Output every record again so that it matches the original word for word.

⟨

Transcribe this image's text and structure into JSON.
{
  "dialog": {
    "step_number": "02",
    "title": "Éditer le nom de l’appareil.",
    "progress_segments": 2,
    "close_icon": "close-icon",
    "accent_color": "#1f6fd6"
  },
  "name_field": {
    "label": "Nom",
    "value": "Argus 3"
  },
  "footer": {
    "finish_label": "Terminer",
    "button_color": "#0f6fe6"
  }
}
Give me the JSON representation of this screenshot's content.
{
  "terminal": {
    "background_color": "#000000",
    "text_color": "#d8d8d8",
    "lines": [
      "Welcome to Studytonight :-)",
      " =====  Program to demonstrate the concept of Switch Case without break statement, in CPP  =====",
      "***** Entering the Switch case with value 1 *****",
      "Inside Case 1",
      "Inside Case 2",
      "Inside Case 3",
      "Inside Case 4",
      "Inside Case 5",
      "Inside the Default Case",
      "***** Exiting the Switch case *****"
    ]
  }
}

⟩

- **Answer for the task**
Transcribe this image's text and structure into JSON.
{
  "dialog": {
    "step_number": "02",
    "title": "Éditer le nom de l’appareil.",
    "progress_segments": 2,
    "close_icon": "close-icon",
    "accent_color": "#1f6fd6"
  },
  "name_field": {
    "label": "Nom",
    "value": "Argus 3"
  },
  "footer": {
    "finish_label": "Terminer",
    "button_color": "#0f6fe6"
  }
}
Give me the JSON representation of this screenshot's content.
{
  "terminal": {
    "background_color": "#000000",
    "text_color": "#d8d8d8",
    "lines": [
      "Welcome to Studytonight :-)",
      " =====  Program to demonstrate the concept of Switch Case without break statement, in CPP  =====",
      "***** Entering the Switch case with value 1 *****",
      "Inside Case 1",
      "Inside Case 2",
      "Inside Case 3",
      "Inside Case 4",
      "Inside Case 5",
      "Inside the Default Case",
      "***** Exiting the Switch case *****"
    ]
  }
}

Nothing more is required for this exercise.